For deployments by a single operator, wireless repeater systems offer more cost effective fiber transport costs.
ABI Research predicts that revenues for distributed antenna systems and in-building wireless systems will exceed $15B by 2013. These numbers are being driven in large part by mobile operators who use distributed antenna systems and wireless repeater systems as a means of gaining a competitive advantage in terms of area coverage.
Distributed antenna systems, in-building wireless systems, and wireless repeater systems typically connect to a wireless base station, via a pico-cell, via RF. The systems distribute the RF signal to numerous antennas positioned on other base stations throughout the coverage area via fiber-optic, coax, or even CAT-5 cable. These systems can be either completely analog, completely digital, or a hybrid of both.
The digital bit rates required to transport sampled signals can drive up fiber optic transport costs resulting in higher priced base stations. Additionally, achieving the analog performance of a distributed antenna system, with 75 MHz bandwidth with a high-IF sampling radio architecture, requires 14-bit ADCs with sample rates over 180 MHz. The bit rate of a dual-band system requires 6.3 Gb/s (180 Msample/sec/band • 14 bits/sample • 2 bands / 8B/10B). At this data rate, the base station would need to be equipped with more expensive FPGAs and small form-factor pluggable (SFP) fiber-optic transceivers.

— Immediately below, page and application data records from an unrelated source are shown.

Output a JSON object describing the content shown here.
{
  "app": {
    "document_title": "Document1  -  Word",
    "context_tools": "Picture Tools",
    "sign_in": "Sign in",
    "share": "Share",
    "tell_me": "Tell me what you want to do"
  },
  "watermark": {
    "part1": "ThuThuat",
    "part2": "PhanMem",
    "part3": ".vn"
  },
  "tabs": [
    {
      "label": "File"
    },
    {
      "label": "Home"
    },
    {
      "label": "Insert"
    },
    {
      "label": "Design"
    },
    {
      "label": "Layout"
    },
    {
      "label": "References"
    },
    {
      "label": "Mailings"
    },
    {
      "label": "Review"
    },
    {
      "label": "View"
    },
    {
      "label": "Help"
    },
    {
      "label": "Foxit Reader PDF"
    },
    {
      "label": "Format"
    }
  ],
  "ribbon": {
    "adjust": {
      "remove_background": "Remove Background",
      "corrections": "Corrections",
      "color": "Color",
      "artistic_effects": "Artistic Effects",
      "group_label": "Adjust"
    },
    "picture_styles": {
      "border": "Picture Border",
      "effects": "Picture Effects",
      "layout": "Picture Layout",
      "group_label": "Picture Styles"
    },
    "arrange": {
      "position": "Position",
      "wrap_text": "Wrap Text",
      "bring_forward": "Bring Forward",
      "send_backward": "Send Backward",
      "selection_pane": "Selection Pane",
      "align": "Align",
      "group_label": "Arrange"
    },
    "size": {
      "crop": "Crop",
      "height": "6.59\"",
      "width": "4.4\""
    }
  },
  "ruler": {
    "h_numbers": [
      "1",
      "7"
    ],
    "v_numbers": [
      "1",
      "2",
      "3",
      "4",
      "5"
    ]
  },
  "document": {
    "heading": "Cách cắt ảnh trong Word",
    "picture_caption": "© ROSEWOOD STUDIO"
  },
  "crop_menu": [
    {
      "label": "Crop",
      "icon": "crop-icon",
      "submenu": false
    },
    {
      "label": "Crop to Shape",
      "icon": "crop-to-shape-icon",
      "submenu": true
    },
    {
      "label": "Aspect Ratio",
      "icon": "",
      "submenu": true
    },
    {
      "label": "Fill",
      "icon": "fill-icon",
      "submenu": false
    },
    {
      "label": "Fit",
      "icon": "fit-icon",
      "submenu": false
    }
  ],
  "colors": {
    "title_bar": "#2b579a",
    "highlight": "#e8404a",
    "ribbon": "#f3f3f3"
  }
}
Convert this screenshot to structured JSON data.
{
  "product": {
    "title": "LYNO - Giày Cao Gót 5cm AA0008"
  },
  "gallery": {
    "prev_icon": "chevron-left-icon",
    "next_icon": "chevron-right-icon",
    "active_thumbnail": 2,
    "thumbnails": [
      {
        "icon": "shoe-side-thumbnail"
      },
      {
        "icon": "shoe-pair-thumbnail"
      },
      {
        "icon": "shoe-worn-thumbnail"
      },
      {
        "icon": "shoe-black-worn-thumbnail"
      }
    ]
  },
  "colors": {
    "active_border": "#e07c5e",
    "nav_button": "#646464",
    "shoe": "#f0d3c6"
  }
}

For deployments by a single operator, wireless repeater systems offer more cost effective fiber transport costs. A single operator will have at most 20 MHz in a given frequency band, with 12-bit ADCs operating around 60 Msamples/sec. Therefore, a dual band system can fit easily within the bandwidth of 2.5 Gb/s optical networks (60 Msamples/sec/band • 12 bits/sample • 2 bands / 8B/10B = 1.8 Gb/s) and SERDES interfaces available on lower-cost FPGAs.
In both cases, signal-compression technology can reduce the cost of digital transport between base stations. For distributed antenna systems, compressing the data rate by 1.5:1 would reduce the bit rate to less than 4.25 Gb/s, so fiber-optic transceivers that have been commoditized by the storage area networking market can be used. For wireless repeater systems, the same compression ratio of 1.5:1 would reduce the data rate requirements to 1.2 Gb/s enabling base stations to continue to use low-cost CAT-5 twisted pair cabling, eliminating the need for fiber optics altogether for distances less than 100 m.
Moreover, existing signal-compression techniques can deliver truly lossless transmission, so there is no impact to signals sent across the fiber optic link. In fact, in the uplink direction, the signal to noise ratio is quite low allowing near lossless compression methods to be used. With such compression techniques, the losses can be modeled the same as any other noise source as long as the compression distortion level can be controlled and the spectrum of the compression distortion is white.
Additionally, to minimize the impact on latency, when transmitting over fixed-bandwidth fiber optic links, there are compression algorithms that can adapt to maintain output bit rate requirements to reduce the amount of buffering. And, the availability of a low complexity compression algorithm enables them to fit into FPGAs in base stations already in the field.
Signal-compression technology can play a key role in reducing the cost of deploying distributed antenna systems and wireless repeater systems on existing and future base stations. By reducing the acquisition costs of distributed antenna systems and wireless repeater systems, the promise of providing coverage fill-in for data services can be realized.
Allan Evans is vice president of marketing at Samplify Systems, Inc. which provides the only real-time compression algorithm for high-speed sampled data systems that is a cost-effective alternative to brute force hardware approaches to transport and store data within systems. Mr. Evans holds an MSEE from UC San Diego, and an MBA from Santa Clara University. He can be reached at email@example.com.